Lucy Hatt (EBM Programme Leader) and Victoria Gleason (SLO Module Leader) organised a collaborative Generator Session on Wednesday October 26th 2016.  Six final year Law students  joined a larger group of students from the EBM programme to work together on problems and opportunities sourced from the business projects of the EBM.

The EBM programme is one of a small number of undergraduate programmes in the UK incorporating venture creation as part of the curriculum.  Students learn business by doing business.

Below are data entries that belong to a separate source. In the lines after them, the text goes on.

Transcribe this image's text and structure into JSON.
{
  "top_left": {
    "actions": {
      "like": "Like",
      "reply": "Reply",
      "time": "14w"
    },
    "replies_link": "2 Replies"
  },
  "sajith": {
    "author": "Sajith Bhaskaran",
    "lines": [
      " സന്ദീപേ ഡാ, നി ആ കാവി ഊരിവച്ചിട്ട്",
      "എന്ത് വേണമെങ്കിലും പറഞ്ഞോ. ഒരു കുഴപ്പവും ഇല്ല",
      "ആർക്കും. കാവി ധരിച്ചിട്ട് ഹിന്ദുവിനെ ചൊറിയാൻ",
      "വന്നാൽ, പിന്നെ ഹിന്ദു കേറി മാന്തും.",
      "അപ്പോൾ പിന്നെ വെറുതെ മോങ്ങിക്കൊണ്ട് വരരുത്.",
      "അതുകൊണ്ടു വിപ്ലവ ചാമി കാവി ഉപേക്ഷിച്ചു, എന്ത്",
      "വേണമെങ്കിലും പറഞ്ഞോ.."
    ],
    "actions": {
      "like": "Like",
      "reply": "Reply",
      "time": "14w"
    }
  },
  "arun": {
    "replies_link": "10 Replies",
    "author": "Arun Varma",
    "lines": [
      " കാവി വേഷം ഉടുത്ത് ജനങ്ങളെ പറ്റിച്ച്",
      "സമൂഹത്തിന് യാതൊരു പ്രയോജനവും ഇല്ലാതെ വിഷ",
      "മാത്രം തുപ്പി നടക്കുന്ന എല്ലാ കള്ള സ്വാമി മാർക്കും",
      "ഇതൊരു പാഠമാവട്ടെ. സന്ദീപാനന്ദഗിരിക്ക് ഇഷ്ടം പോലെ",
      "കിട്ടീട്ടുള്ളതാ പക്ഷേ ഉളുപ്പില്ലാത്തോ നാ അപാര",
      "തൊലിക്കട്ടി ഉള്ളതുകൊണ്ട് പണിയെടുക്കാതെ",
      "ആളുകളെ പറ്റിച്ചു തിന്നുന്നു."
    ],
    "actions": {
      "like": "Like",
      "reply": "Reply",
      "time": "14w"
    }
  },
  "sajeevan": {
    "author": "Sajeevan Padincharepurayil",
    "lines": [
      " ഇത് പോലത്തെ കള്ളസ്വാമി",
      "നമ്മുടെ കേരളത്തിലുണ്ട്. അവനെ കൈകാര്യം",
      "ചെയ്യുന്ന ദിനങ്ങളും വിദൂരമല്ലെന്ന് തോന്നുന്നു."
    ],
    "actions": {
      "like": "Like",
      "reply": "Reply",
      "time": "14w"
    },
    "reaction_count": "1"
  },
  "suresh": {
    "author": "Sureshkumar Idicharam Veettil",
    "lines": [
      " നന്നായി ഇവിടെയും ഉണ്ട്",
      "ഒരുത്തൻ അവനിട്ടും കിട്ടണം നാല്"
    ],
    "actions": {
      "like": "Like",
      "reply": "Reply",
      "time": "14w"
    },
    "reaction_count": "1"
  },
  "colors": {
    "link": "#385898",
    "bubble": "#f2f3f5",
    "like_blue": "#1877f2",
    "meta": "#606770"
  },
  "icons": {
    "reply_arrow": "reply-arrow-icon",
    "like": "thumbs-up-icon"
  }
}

Generator Sessions run as part of the programme four times a year for the entire programme group (all years together).  They offer a chance to show off key strengths, network across the programme, showcase learning, and to apply learning to real business situations.  It is a combination of brainstorming, problem solving and presenting. The Business & Commercial students were invited along to the session to help highlight potential legal issues to the EBM students and also to help participate in the problem solving.

The EBM students found the contribution of the law students really valuable; one commented, “Today was really fun as well as informative.  I feel like I learnt a lot from the external people that came in, as well as learning more about each other.”

The law students also thought the session was a great success one commenting “everyone seemed to benefit from this session, both business and law students” and adding “it allowed [her] to consider different issues which may arise when dealing with a business”.